exposed investors to MBDA’s expert knowledge and capabilities, and our commitment to matching South African opportunities with U.S. minority-owned businesses in the automotive industry. Every business participating in the mission is now pursuing opportunities either in South Africa or in the U.S. as teaming partners.
MBDA also participated in a China Business Opportunity Trade Mission to Beijing, Taijin and Shanghai, along with a 27-member delegation of U.S. corporate executives and minority-owned businesses. The trip was organized by the National Minority Supplier Diversity Council to foster business relations between American corporate and
minority-owned businesses, corporate members of China’s Minority Supplier Development organization, and Chinese ethnic minority business. National Director Hinson’s time in China also included meetings in Beijing to discuss MBDA’s globalization program and objectives, investment opportunities in China, and minority business enterprise matching.
Supporting New Global Initiatives – Brazil
MBDA also engaged its U.S. government partners in an effort to create export opportunities for America’s minority-owned firms in Brazil. On March 19, 2011, the United States and Brazil signed a memorandum of understanding on major global sporting events to establish a partnership in advance of the 2014 World Cup and 2016 Olympic Games. With a desire to maximize the economic opportunities resulting from these major events, both countries agreed to collaborate and share best practices in the areas of strategic planning, infrastructure, commercial enterprise, and to promote equality of opportunity for all.
MBDA worked with officials from the Departments of State and Labor, Environmental Protection Agency, Export-Import Bank, and the International Trade Agency to develop proposals for future international engagement. Possibilities include trade missions, promotion of public/private partnerships, and training and outreach to underrepresented or disadvantaged groups in Brazil.
Hosting Foreign Dignitaries and Business Leaders – Washington, DC

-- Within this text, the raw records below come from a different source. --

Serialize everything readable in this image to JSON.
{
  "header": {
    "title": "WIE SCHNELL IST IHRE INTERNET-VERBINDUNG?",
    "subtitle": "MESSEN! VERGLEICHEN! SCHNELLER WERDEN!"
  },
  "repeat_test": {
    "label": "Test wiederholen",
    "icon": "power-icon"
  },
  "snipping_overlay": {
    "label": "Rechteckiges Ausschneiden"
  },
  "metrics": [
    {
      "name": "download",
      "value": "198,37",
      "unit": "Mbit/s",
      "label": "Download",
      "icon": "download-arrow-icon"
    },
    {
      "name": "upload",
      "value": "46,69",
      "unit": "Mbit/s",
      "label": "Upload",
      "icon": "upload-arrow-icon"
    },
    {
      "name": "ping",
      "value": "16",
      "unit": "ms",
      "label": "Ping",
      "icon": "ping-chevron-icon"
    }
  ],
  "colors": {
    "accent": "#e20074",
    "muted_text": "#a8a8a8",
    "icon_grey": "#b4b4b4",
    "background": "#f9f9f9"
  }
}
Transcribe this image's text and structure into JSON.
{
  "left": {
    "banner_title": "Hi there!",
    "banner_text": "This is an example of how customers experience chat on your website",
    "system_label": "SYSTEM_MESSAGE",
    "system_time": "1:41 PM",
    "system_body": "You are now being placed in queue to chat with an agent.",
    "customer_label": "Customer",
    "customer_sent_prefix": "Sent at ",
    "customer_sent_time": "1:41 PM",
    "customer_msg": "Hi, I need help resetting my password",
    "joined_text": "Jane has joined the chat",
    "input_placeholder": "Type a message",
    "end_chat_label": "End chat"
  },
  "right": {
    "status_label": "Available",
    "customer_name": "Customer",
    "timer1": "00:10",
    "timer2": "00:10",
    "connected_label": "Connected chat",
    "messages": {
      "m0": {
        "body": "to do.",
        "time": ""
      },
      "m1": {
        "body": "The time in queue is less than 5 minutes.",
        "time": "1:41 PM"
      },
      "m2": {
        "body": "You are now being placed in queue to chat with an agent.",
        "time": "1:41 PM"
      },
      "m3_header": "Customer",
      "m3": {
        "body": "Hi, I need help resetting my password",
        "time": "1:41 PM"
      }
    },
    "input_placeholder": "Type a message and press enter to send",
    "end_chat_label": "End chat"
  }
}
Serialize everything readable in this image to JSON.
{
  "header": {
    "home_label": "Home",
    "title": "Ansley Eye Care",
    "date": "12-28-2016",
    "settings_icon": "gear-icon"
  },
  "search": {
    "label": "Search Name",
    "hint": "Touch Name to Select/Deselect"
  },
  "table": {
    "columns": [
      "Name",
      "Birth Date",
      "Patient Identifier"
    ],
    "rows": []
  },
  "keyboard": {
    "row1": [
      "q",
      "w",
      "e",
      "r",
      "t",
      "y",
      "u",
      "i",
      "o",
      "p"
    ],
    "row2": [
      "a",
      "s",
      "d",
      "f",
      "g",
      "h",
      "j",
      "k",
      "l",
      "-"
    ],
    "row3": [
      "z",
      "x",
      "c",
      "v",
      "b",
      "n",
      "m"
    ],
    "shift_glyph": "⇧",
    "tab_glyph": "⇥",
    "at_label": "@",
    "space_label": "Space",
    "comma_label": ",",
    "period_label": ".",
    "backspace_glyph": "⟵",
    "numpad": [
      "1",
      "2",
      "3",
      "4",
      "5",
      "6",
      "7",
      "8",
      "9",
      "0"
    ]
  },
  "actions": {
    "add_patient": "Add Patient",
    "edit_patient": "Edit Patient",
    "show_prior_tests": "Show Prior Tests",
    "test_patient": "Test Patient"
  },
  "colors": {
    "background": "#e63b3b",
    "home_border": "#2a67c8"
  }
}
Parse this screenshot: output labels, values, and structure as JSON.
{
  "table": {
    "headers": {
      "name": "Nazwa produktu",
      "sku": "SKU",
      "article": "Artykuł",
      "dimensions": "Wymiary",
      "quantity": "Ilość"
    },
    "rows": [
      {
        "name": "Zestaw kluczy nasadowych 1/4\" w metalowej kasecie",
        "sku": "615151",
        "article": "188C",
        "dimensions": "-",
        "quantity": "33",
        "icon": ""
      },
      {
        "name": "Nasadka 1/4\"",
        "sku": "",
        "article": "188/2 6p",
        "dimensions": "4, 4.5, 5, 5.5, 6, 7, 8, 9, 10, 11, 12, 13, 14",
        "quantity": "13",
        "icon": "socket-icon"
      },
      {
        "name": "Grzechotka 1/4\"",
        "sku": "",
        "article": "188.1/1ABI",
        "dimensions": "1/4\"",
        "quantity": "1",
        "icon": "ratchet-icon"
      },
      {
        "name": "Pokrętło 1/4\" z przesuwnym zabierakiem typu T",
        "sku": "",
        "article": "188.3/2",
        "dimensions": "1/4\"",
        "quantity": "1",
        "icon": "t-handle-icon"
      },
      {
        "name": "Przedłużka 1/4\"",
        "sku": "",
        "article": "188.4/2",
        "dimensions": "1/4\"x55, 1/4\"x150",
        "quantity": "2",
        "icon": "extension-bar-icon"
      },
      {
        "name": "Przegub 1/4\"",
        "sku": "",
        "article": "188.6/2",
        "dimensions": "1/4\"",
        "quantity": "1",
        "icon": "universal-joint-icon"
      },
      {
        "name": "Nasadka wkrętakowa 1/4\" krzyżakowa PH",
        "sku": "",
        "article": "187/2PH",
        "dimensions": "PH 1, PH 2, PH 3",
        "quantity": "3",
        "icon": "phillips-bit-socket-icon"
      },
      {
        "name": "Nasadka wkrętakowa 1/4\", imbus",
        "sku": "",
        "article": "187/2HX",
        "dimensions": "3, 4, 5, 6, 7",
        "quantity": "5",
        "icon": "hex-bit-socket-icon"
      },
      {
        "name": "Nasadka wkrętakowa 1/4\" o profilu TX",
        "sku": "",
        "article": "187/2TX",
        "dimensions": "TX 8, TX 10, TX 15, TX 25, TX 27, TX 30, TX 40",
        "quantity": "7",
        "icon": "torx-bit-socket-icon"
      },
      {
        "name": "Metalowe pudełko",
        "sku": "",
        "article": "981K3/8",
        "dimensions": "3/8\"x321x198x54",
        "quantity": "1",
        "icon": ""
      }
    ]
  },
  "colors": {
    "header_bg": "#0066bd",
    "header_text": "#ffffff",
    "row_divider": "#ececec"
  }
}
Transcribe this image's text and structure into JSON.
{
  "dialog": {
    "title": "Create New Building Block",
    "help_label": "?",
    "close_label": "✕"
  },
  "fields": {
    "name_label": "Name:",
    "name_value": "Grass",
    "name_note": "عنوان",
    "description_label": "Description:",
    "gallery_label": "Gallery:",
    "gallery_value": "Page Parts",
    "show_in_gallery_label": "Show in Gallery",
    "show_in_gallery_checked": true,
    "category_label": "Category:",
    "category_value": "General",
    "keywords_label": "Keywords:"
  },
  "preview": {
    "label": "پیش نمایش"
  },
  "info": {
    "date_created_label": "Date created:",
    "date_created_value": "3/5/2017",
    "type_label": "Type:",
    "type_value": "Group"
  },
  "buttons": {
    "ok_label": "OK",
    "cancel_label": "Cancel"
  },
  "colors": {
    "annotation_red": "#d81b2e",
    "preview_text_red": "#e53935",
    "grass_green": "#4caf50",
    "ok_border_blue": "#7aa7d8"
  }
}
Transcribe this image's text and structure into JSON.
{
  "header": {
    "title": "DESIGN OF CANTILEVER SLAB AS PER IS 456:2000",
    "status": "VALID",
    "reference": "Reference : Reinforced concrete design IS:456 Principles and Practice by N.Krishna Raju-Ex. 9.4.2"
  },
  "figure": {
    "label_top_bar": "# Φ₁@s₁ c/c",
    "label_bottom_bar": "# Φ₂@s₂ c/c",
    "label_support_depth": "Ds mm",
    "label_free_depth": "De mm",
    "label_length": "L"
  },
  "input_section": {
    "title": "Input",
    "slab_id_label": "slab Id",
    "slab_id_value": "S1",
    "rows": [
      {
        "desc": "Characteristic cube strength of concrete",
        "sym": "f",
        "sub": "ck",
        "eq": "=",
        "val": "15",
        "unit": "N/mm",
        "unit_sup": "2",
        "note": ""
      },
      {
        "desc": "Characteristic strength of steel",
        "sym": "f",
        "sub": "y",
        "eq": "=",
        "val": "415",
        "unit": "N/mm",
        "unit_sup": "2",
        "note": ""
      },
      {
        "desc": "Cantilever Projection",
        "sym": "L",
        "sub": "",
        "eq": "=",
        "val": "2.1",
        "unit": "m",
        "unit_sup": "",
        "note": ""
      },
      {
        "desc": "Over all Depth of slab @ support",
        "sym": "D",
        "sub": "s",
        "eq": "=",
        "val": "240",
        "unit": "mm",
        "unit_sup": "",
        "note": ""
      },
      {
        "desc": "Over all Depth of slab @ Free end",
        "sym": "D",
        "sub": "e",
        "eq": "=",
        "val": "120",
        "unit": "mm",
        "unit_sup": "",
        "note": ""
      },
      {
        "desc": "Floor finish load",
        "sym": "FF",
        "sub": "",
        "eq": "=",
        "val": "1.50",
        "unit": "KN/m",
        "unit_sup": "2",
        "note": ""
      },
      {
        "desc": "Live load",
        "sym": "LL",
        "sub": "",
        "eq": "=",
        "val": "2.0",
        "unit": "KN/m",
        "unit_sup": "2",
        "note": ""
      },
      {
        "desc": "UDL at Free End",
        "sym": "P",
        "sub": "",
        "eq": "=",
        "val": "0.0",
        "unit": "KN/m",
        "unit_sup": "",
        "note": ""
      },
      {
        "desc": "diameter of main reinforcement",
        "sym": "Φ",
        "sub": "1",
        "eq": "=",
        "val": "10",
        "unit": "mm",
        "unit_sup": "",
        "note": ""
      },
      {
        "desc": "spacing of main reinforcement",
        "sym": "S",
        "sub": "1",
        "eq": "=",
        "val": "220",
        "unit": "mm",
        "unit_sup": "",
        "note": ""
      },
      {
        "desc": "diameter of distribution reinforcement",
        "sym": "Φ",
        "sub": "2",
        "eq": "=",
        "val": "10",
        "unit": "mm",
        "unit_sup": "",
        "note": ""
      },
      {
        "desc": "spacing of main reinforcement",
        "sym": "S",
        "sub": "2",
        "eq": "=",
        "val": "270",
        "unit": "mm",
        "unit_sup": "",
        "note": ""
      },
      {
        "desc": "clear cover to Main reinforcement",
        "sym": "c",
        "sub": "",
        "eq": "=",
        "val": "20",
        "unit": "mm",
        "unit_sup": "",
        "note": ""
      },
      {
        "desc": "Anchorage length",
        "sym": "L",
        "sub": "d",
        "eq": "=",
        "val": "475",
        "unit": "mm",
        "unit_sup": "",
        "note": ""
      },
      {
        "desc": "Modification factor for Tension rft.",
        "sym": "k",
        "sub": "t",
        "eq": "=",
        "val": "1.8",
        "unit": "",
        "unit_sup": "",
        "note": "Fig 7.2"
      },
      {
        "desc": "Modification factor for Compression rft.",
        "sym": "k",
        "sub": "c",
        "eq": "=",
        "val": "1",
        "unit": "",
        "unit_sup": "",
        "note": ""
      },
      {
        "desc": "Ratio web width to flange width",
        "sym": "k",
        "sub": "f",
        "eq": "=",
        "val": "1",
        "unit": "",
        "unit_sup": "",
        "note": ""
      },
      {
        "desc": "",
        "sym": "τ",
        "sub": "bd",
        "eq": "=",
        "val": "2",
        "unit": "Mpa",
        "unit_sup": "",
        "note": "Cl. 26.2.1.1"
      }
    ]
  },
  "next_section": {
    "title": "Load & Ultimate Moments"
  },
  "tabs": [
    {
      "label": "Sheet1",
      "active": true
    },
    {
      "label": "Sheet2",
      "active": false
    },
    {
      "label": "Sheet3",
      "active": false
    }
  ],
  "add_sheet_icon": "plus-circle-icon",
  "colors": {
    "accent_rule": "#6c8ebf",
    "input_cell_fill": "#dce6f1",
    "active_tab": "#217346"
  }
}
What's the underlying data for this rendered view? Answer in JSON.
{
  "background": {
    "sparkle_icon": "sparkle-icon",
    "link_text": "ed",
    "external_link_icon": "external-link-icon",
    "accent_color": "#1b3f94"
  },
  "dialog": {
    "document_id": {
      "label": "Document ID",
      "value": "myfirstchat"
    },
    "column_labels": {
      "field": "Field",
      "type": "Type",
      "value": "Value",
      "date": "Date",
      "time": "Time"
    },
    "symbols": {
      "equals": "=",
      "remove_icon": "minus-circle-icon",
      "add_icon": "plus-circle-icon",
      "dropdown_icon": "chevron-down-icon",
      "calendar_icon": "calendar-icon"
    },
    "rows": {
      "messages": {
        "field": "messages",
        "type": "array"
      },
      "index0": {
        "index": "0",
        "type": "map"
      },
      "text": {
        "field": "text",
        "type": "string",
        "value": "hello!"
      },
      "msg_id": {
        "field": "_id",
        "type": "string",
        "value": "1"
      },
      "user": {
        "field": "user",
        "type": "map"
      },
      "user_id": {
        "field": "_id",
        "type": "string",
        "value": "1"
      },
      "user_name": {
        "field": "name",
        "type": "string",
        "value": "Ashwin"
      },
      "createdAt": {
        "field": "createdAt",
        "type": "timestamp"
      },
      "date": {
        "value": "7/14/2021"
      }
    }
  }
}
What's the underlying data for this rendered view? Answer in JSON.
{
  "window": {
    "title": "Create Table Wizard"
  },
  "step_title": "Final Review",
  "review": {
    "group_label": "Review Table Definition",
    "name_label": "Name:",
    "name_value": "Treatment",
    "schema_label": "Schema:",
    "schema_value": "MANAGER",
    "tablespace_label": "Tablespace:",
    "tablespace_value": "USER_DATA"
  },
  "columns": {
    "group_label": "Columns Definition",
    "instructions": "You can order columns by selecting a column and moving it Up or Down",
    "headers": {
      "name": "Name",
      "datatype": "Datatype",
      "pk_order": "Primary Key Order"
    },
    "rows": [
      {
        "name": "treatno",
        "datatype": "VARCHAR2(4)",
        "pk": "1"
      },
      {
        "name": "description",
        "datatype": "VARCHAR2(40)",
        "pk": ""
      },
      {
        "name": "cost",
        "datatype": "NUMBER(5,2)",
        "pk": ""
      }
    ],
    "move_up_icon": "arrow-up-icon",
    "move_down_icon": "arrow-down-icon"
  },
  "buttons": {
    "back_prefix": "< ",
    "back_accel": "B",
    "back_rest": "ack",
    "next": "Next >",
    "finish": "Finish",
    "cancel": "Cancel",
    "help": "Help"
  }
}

MBDA’s work to increase foreign trade opportunities for minority-owned businesses does not only take place abroad. The Agency regularly meets with foreign dignitaries and business leaders during their travels to the United States. In FY2011, MBDA met with foreign dignitaries and business leaders from China, Israel, Japan, Mexico, the Dominican Republic, South Korea, Spain, Malaysia, Australia, Indonesia, Zambia, Taiwan, representatives of the European Union, and Panamá. In addition to working on behalf of America’s minority-owned businesses, MBDA has taken a more active role in advising foreign governments on developing MBDA-type programs in their countries.